Container * Lucas Moodysson (2006)

It does not happen often that I turn off a film, but this was not the right film for a hot summer night. The director of depressive teen-films seemingly wanted to make a peek into the head of a schizophrenic young woman. Since the very first second a woman’s voice is constantly rattling incoherently and with a soft, almost whispering voice. I had an import version without subtitles, not even English (the film is spoken in English) and with outside sounds of neighbours, etc. this was way too hard to follow. What the woman whispers is shown in weird and disturbing black and white images with strange effects and montage. Normally I like the weird and experimental kind of filming, but the incomprehensible voice started to work on my nerves. I think I need to see this film again some winter night, at the moment I will not rate it.

Taxidermia * György Pálfi (2006)
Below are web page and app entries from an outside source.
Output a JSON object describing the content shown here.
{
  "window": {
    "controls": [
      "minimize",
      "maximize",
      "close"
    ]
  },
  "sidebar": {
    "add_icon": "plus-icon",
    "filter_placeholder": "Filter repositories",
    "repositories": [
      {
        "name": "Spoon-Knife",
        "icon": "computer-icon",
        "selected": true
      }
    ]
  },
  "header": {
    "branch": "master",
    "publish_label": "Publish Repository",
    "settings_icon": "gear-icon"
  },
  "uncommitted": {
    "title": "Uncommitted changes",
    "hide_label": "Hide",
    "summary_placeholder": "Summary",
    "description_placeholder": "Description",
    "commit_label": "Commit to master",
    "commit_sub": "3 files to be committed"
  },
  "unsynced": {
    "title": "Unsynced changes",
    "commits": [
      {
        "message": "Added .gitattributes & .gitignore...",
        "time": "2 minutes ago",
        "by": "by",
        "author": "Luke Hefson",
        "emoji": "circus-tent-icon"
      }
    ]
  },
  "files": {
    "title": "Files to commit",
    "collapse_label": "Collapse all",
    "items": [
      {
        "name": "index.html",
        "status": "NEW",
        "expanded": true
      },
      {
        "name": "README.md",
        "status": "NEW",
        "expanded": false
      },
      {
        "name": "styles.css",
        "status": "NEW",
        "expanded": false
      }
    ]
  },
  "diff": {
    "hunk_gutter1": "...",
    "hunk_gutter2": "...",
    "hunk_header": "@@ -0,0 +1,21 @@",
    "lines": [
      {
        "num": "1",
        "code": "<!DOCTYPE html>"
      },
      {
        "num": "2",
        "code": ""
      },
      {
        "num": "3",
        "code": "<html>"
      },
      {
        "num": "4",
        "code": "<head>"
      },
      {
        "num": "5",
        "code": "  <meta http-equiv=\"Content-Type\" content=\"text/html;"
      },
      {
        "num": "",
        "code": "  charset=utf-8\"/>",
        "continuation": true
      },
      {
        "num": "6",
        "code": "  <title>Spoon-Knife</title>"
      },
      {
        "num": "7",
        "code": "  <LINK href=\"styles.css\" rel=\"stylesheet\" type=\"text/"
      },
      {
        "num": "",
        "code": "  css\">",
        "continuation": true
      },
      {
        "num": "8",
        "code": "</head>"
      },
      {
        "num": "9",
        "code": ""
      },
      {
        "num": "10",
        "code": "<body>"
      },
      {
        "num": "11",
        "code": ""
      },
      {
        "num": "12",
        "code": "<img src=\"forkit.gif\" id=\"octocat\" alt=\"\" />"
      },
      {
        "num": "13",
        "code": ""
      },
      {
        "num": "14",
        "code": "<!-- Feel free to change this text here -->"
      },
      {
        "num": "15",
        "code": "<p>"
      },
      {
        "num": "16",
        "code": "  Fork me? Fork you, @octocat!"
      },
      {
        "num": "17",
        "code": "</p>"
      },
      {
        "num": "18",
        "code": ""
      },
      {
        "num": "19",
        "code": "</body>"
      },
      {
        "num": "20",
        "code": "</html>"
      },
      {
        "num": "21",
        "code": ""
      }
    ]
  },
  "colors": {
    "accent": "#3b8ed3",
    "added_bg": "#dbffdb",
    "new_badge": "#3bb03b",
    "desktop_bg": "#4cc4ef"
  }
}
TaxidermiaWith a lot of attention this Hungarian film premiered about 2,5 years ago. It received several awards and reviews were raving. I do not think that this is something for a large audience though, not even the larger arthouse audience. “Taxidermia” is a pretty bizar film with three stories showing three generations leading up to the person that the title refers to. First you see a small ‘community’ (of only a few houses) in the middle of nowhere how they survive, live and fullfill their sexual needs. This story ends with a pig-tailed boy who in the second story is a speed-eater who in his turn is the father of the taxidermist of the last part. “Taxidermia” is extremely explicit and disgusting with a sick sense of humour and weird characters. This film is certainly something I have never seen, especially the end. I had some good laughs though, but the crisps did not always taste very good!

Eraserhead * David Lynch (1977/2000)

It must have been decades since I saw this film, since I didn’t remember much of it. I got a Lynch release of the cleaned up 2000 version and I have no old version to compare, but the sound and visuals are indeed amazing. “Eraserhead” is a truely ‘industrial film’. The soundtrack would in terms of my music reviews section be called “industrial dark ambient” or something, the setting is in some desolate industrial landscape and the pressing atmosphere is amazing. Since this is a Lynch, there is hardly a story and the scenes get weirder and weirder. “Eraserhead” might not be Lynch’s best film, but it is a lot better than I remembered.